__Your task__
Return every line of the entries that includes the word "Account".

__Data shown__
^^^^^^^^

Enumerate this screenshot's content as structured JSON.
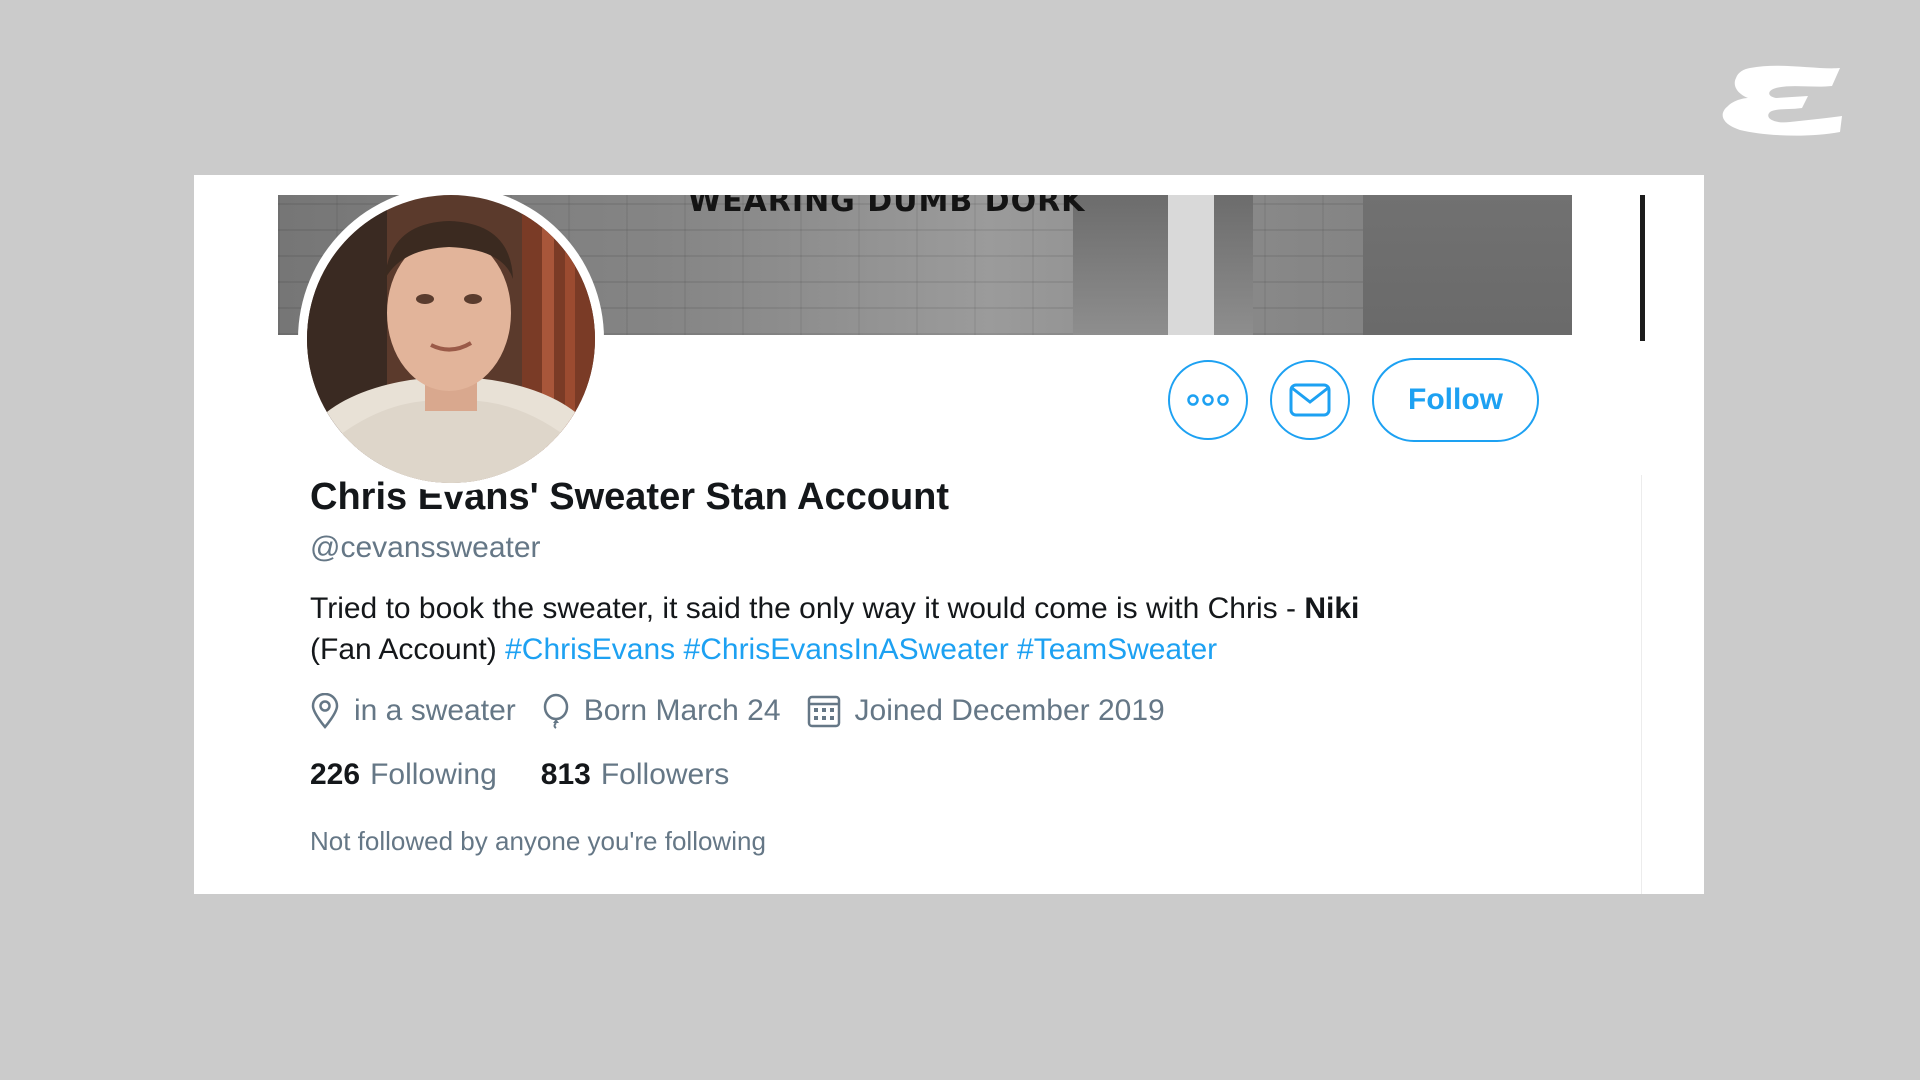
{
  "brand": {
    "logo_icon": "esquire-e-logo",
    "color": "#ffffff"
  },
  "profile": {
    "banner_caption": "WEARING DUMB DORK",
    "display_name": "Chris Evans' Sweater Stan Account",
    "handle": "@cevanssweater",
    "bio": {
      "text": "Tried to book the sweater, it said the only way it would come is with Chris - ",
      "bold_name": "Niki",
      "suffix": "(Fan Account)",
      "hashtags": [
        "#ChrisEvans",
        "#ChrisEvansInASweater",
        "#TeamSweater"
      ]
    },
    "location": "in a sweater",
    "birthday": "Born March 24",
    "joined": "Joined December 2019",
    "following_count": "226",
    "following_label": "Following",
    "followers_count": "813",
    "followers_label": "Followers",
    "not_followed_note": "Not followed by anyone you're following"
  },
  "actions": {
    "more_icon": "more-options-icon",
    "message_icon": "envelope-icon",
    "follow_label": "Follow"
  },
  "colors": {
    "accent": "#1da1f2",
    "text_primary": "#14171a",
    "text_secondary": "#657786",
    "background": "#cbcbcb"
  }
}
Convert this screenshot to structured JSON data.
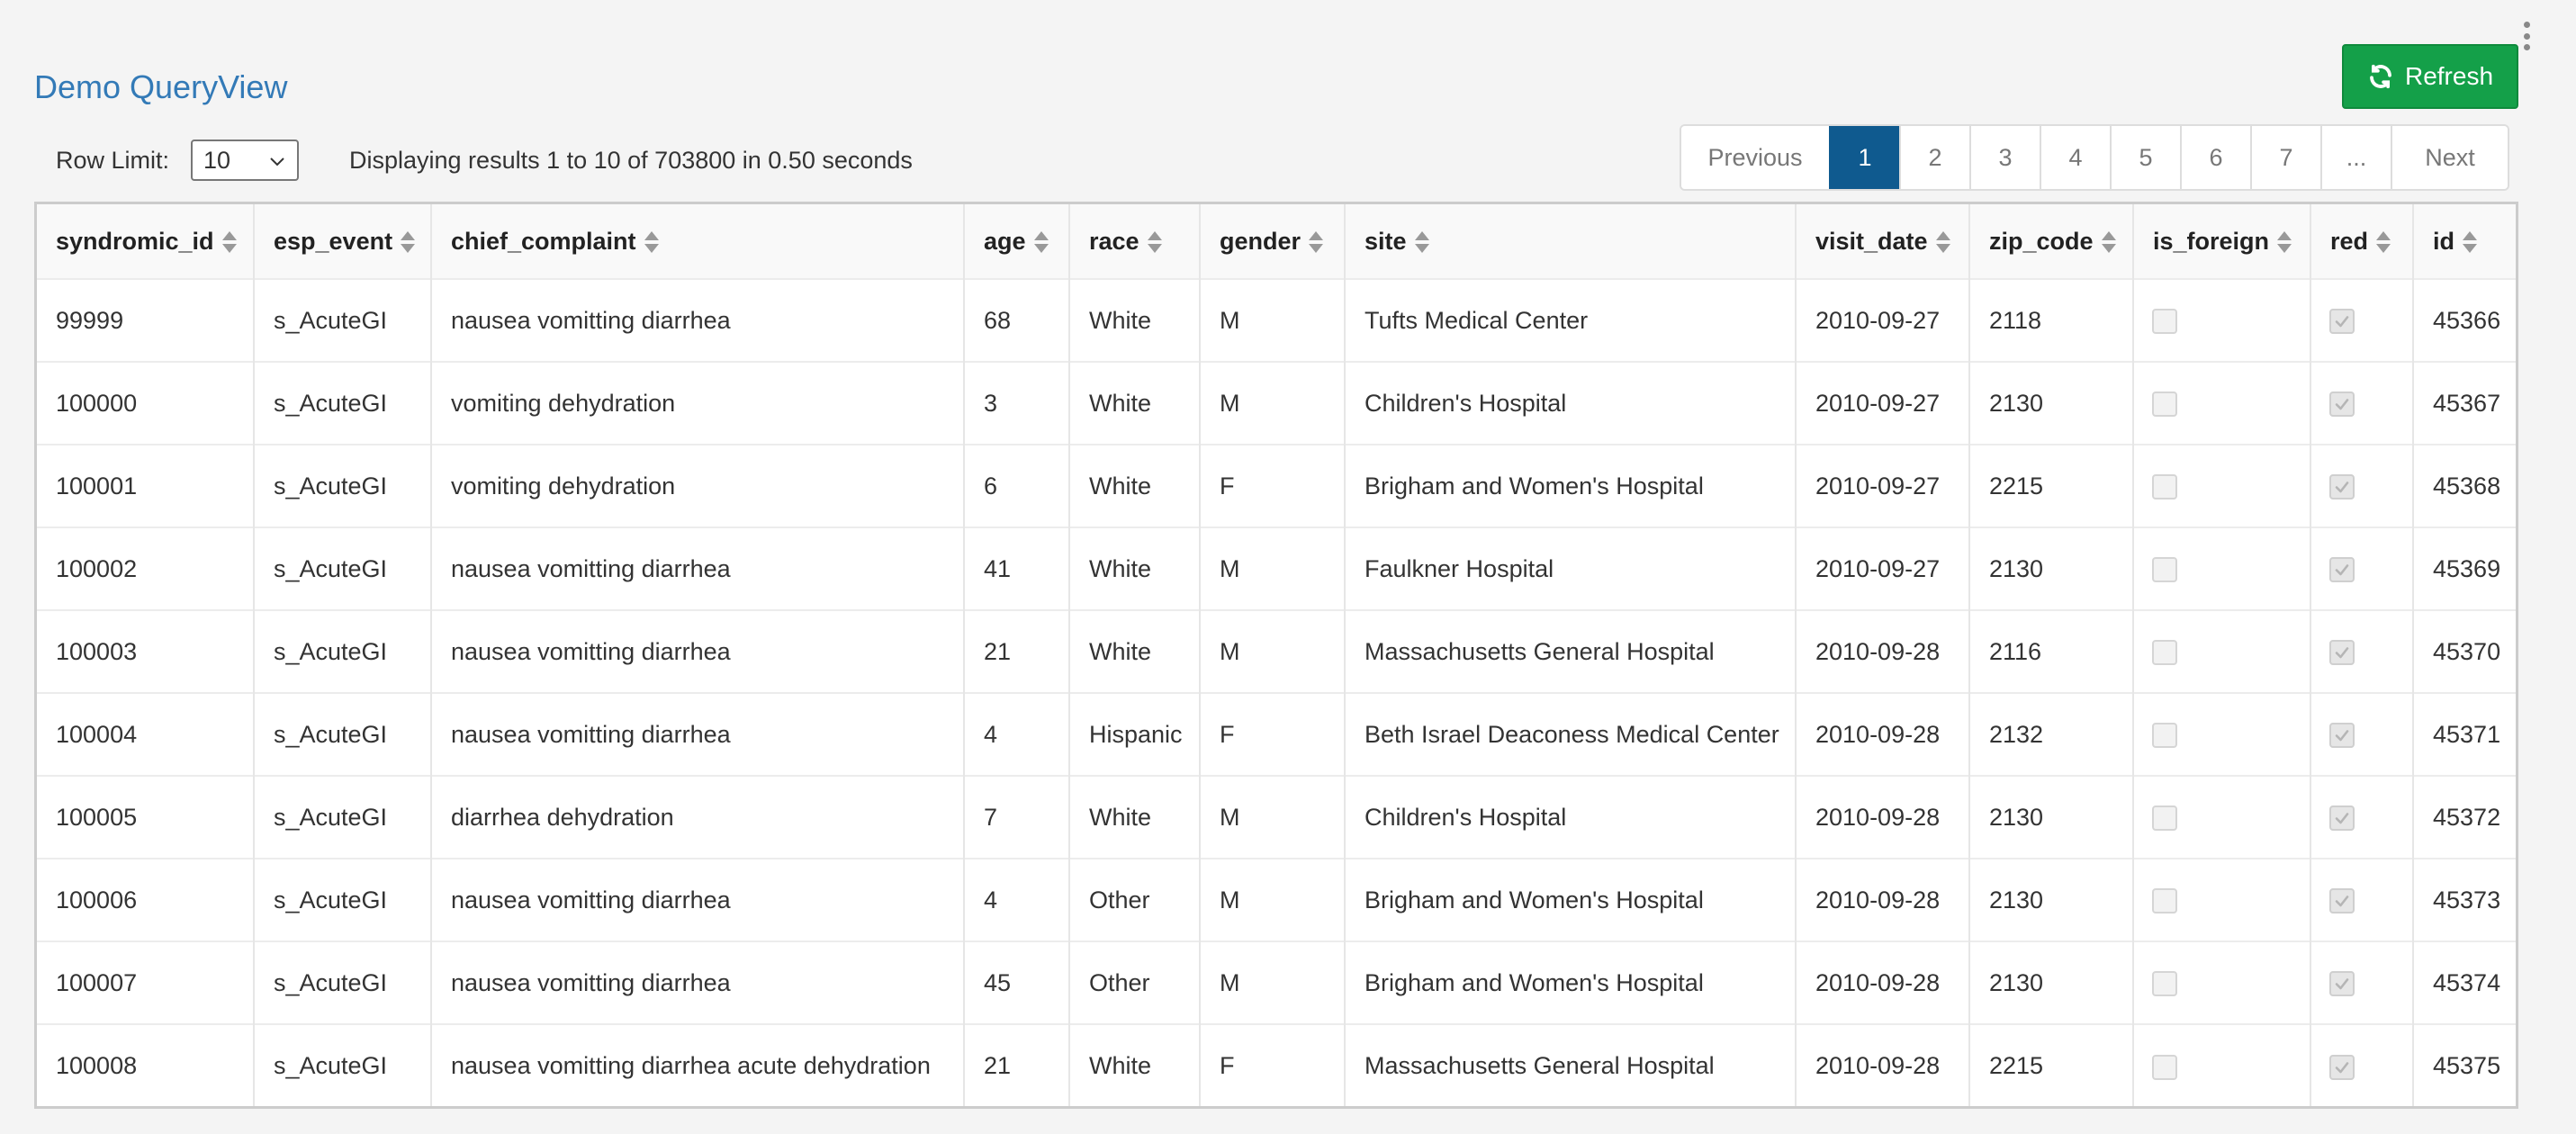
{
  "app": {
    "title": "Demo QueryView"
  },
  "toolbar": {
    "refresh_label": "Refresh",
    "refresh_icon": "refresh-icon"
  },
  "row_limit": {
    "label": "Row Limit:",
    "value": "10"
  },
  "status_text": "Displaying results 1 to 10 of 703800 in 0.50 seconds",
  "pagination": {
    "previous": "Previous",
    "next": "Next",
    "pages": [
      "1",
      "2",
      "3",
      "4",
      "5",
      "6",
      "7",
      "..."
    ],
    "active": "1"
  },
  "table": {
    "columns": [
      "syndromic_id",
      "esp_event",
      "chief_complaint",
      "age",
      "race",
      "gender",
      "site",
      "visit_date",
      "zip_code",
      "is_foreign",
      "red",
      "id"
    ],
    "rows": [
      {
        "syndromic_id": "99999",
        "esp_event": "s_AcuteGI",
        "chief_complaint": "nausea vomitting diarrhea",
        "age": "68",
        "race": "White",
        "gender": "M",
        "site": "Tufts Medical Center",
        "visit_date": "2010-09-27",
        "zip_code": "2118",
        "is_foreign": false,
        "red": true,
        "id": "45366"
      },
      {
        "syndromic_id": "100000",
        "esp_event": "s_AcuteGI",
        "chief_complaint": "vomiting dehydration",
        "age": "3",
        "race": "White",
        "gender": "M",
        "site": "Children's Hospital",
        "visit_date": "2010-09-27",
        "zip_code": "2130",
        "is_foreign": false,
        "red": true,
        "id": "45367"
      },
      {
        "syndromic_id": "100001",
        "esp_event": "s_AcuteGI",
        "chief_complaint": "vomiting dehydration",
        "age": "6",
        "race": "White",
        "gender": "F",
        "site": "Brigham and Women's Hospital",
        "visit_date": "2010-09-27",
        "zip_code": "2215",
        "is_foreign": false,
        "red": true,
        "id": "45368"
      },
      {
        "syndromic_id": "100002",
        "esp_event": "s_AcuteGI",
        "chief_complaint": "nausea vomitting diarrhea",
        "age": "41",
        "race": "White",
        "gender": "M",
        "site": "Faulkner Hospital",
        "visit_date": "2010-09-27",
        "zip_code": "2130",
        "is_foreign": false,
        "red": true,
        "id": "45369"
      },
      {
        "syndromic_id": "100003",
        "esp_event": "s_AcuteGI",
        "chief_complaint": "nausea vomitting diarrhea",
        "age": "21",
        "race": "White",
        "gender": "M",
        "site": "Massachusetts General Hospital",
        "visit_date": "2010-09-28",
        "zip_code": "2116",
        "is_foreign": false,
        "red": true,
        "id": "45370"
      },
      {
        "syndromic_id": "100004",
        "esp_event": "s_AcuteGI",
        "chief_complaint": "nausea vomitting diarrhea",
        "age": "4",
        "race": "Hispanic",
        "gender": "F",
        "site": "Beth Israel Deaconess Medical Center",
        "visit_date": "2010-09-28",
        "zip_code": "2132",
        "is_foreign": false,
        "red": true,
        "id": "45371"
      },
      {
        "syndromic_id": "100005",
        "esp_event": "s_AcuteGI",
        "chief_complaint": "diarrhea dehydration",
        "age": "7",
        "race": "White",
        "gender": "M",
        "site": "Children's Hospital",
        "visit_date": "2010-09-28",
        "zip_code": "2130",
        "is_foreign": false,
        "red": true,
        "id": "45372"
      },
      {
        "syndromic_id": "100006",
        "esp_event": "s_AcuteGI",
        "chief_complaint": "nausea vomitting diarrhea",
        "age": "4",
        "race": "Other",
        "gender": "M",
        "site": "Brigham and Women's Hospital",
        "visit_date": "2010-09-28",
        "zip_code": "2130",
        "is_foreign": false,
        "red": true,
        "id": "45373"
      },
      {
        "syndromic_id": "100007",
        "esp_event": "s_AcuteGI",
        "chief_complaint": "nausea vomitting diarrhea",
        "age": "45",
        "race": "Other",
        "gender": "M",
        "site": "Brigham and Women's Hospital",
        "visit_date": "2010-09-28",
        "zip_code": "2130",
        "is_foreign": false,
        "red": true,
        "id": "45374"
      },
      {
        "syndromic_id": "100008",
        "esp_event": "s_AcuteGI",
        "chief_complaint": "nausea vomitting diarrhea acute dehydration",
        "age": "21",
        "race": "White",
        "gender": "F",
        "site": "Massachusetts General Hospital",
        "visit_date": "2010-09-28",
        "zip_code": "2215",
        "is_foreign": false,
        "red": true,
        "id": "45375"
      }
    ]
  },
  "colors": {
    "title": "#337ab7",
    "refresh_bg": "#14a049",
    "page_active_bg": "#0f5a8f"
  }
}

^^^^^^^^

__Result of this exercise__
    "display_name": "Chris Evans' Sweater Stan Account",
      "suffix": "(Fan Account)",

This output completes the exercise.